Court dismisses appeal of Indian Chamber of Commerce

National 2 minutes, 27 seconds


THE Court of Appeal dismissed the appeal by the Indian Chamber of Commerce of Brunei Darussalam to strike out a libel action filed against them by businessmen Ramesh Jiwatram Bhawnani and Abdul Hamid Abas.

The two businessmen have alleged that they were libelled in a letter dated April 5, 2010 sent by the Indian Chamber of Commerce to the Indian High Commissioner in Brunei Darussalam. This was followed by a letter dated November 29, 2010 sent to a subsequent Indian High Commissioner.

“The appeal is dismissed,” the Court of Appeal said. “There will be an order that the respondents’ costs of this appeal be taxed if not agreed and paid by the appellants.”

One of the arguments raised by the appellants was that the civil suit libel action “could not be maintained as the court was not competent to entertain a suit relating to communications relating to matters of State”. This was based on the provision of the Vienna Convention on Diplomatic Relations (the Convention).

The Court of Appeals discussed the question of “whether a letter written by a private person to a diplomatic mission may be adduced in evidence” and considered the Vienna Convention on Diplomatic Relations 1961.

In the decision, the court said the letters referred to in the libel suit are admissible.

“The Convention does not assist the appellants who have failed at this stage to show that either copy delivered anonymously to the respondents was taken from the original in the archive,” the Court of Appeals said.

“They have also failed to show that the respondents were complicit in the act of making either copy.
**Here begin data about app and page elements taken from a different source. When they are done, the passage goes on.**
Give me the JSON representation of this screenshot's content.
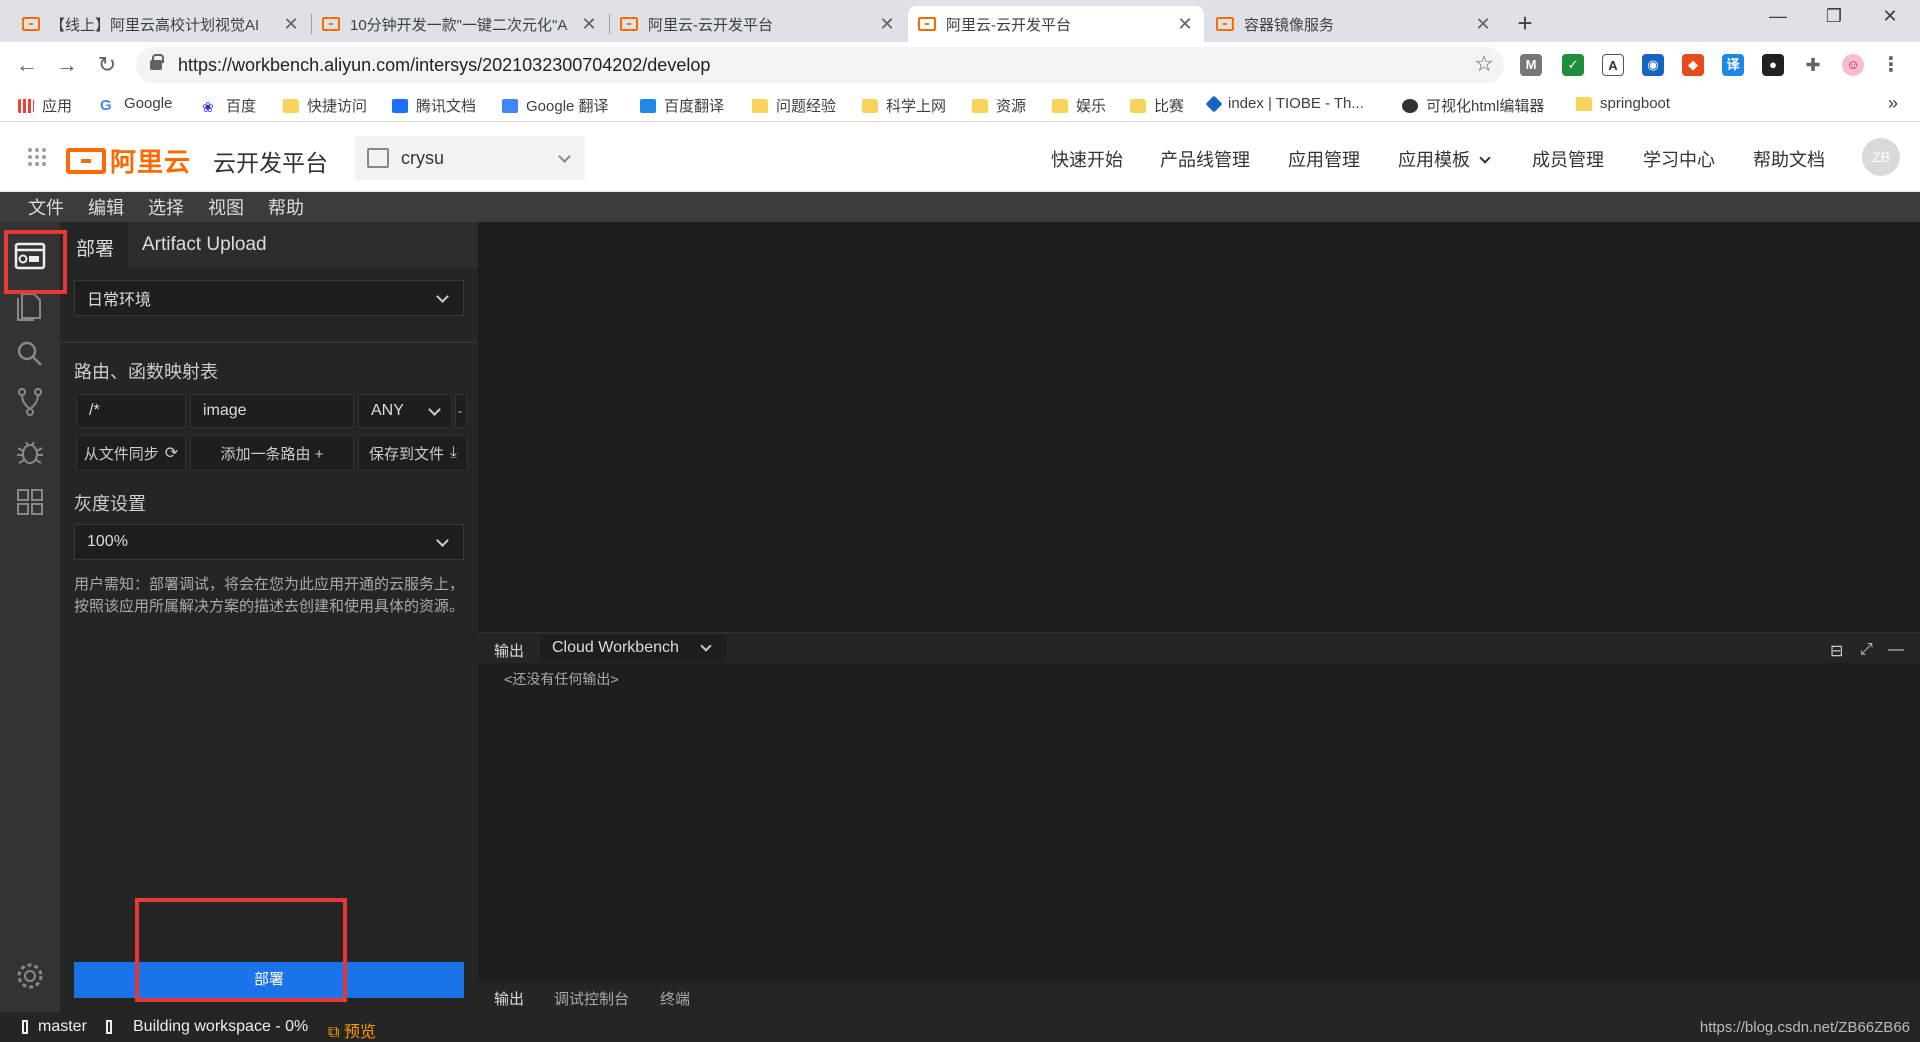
{
  "browser": {
    "tabs": [
      {
        "title": "【线上】阿里云高校计划视觉AI",
        "active": false
      },
      {
        "title": "10分钟开发一款\"一键二次元化\"A",
        "active": false
      },
      {
        "title": "阿里云-云开发平台",
        "active": false
      },
      {
        "title": "阿里云-云开发平台",
        "active": true
      },
      {
        "title": "容器镜像服务",
        "active": false
      }
    ],
    "url": "https://workbench.aliyun.com/intersys/2021032300704202/develop",
    "bookmarks": [
      {
        "label": "应用",
        "icon": "apps-icon"
      },
      {
        "label": "Google",
        "icon": "google-icon"
      },
      {
        "label": "百度",
        "icon": "baidu-icon"
      },
      {
        "label": "快捷访问",
        "icon": "folder-icon"
      },
      {
        "label": "腾讯文档",
        "icon": "tencent-docs-icon"
      },
      {
        "label": "Google 翻译",
        "icon": "google-translate-icon"
      },
      {
        "label": "百度翻译",
        "icon": "baidu-translate-icon"
      },
      {
        "label": "问题经验",
        "icon": "folder-icon"
      },
      {
        "label": "科学上网",
        "icon": "folder-icon"
      },
      {
        "label": "资源",
        "icon": "folder-icon"
      },
      {
        "label": "娱乐",
        "icon": "folder-icon"
      },
      {
        "label": "比赛",
        "icon": "folder-icon"
      },
      {
        "label": "index | TIOBE - Th...",
        "icon": "tiobe-icon"
      },
      {
        "label": "可视化html编辑器",
        "icon": "globe-icon"
      },
      {
        "label": "springboot",
        "icon": "folder-icon"
      }
    ],
    "bookmarks_more": "»"
  },
  "app": {
    "logo_text": "阿里云",
    "title": "云开发平台",
    "project": "crysu",
    "nav": [
      "快速开始",
      "产品线管理",
      "应用管理",
      "应用模板",
      "成员管理",
      "学习中心",
      "帮助文档"
    ],
    "avatar": "ZB"
  },
  "ide": {
    "menu": [
      "文件",
      "编辑",
      "选择",
      "视图",
      "帮助"
    ],
    "panel_tabs": [
      "部署",
      "Artifact Upload"
    ],
    "environment": "日常环境",
    "routes_title": "路由、函数映射表",
    "route": {
      "path": "/*",
      "target": "image",
      "method": "ANY",
      "remove": "-"
    },
    "sync_btn": "从文件同步",
    "add_route_btn": "添加一条路由 +",
    "save_btn": "保存到文件",
    "gray_title": "灰度设置",
    "gray_value": "100%",
    "notice": "用户需知：部署调试，将会在您为此应用开通的云服务上，按照该应用所属解决方案的描述去创建和使用具体的资源。",
    "deploy_btn": "部署",
    "output": {
      "label": "输出",
      "channel": "Cloud Workbench",
      "empty": "<还没有任何输出>"
    },
    "bottom_tabs": [
      "输出",
      "调试控制台",
      "终端"
    ],
    "status": {
      "branch": "master",
      "building": "Building workspace - 0%",
      "preview": "预览",
      "watermark": "https://blog.csdn.net/ZB66ZB66"
    }
  },
  "colors": {
    "accent": "#ff6a00",
    "deploy": "#1a73e8",
    "highlight": "#e53935"
  }
}
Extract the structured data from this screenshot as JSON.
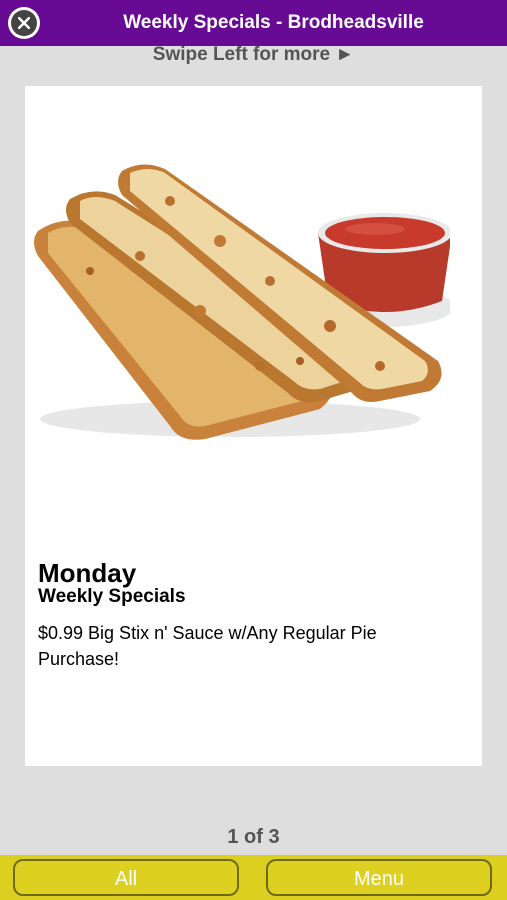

On the evidence as it stands at present we find that the letters are admissible.”

The chambers’ motion to strike out the civil suit libel action was earlier dismissed by the registrar and then by the Chief Justice before the matter was brought up to the three-panel judges at the Court of Appeal.

Representing the chamber was Siva Sankaran from Sankaran Halim & Associates.

The court was of the view that Sankaran’s argument depended on an assumption that the respondents seek to put in evidence the letters sent to the High Commissioner and that they must have been obtained by improper means from the archive of the Indian High Commission.

“There is nothing to support that assumption. In fact, the respondents do not seek to put in evidence any document taken from the archives of the Indian High Commission,” said the court.

“There is no evidence as to when or where the copies were made. The appellants suggest that they were made in the High Commission but this appears to be pure speculation.”

“In those circumstances, it is difficult to see how the question of inviolability of the High Commission’s official correspondence can arise. There is nothing to suggest that the Indian High Commission wishes to object to the content of the letters being put in evidence,” said the court.

The Brunei Times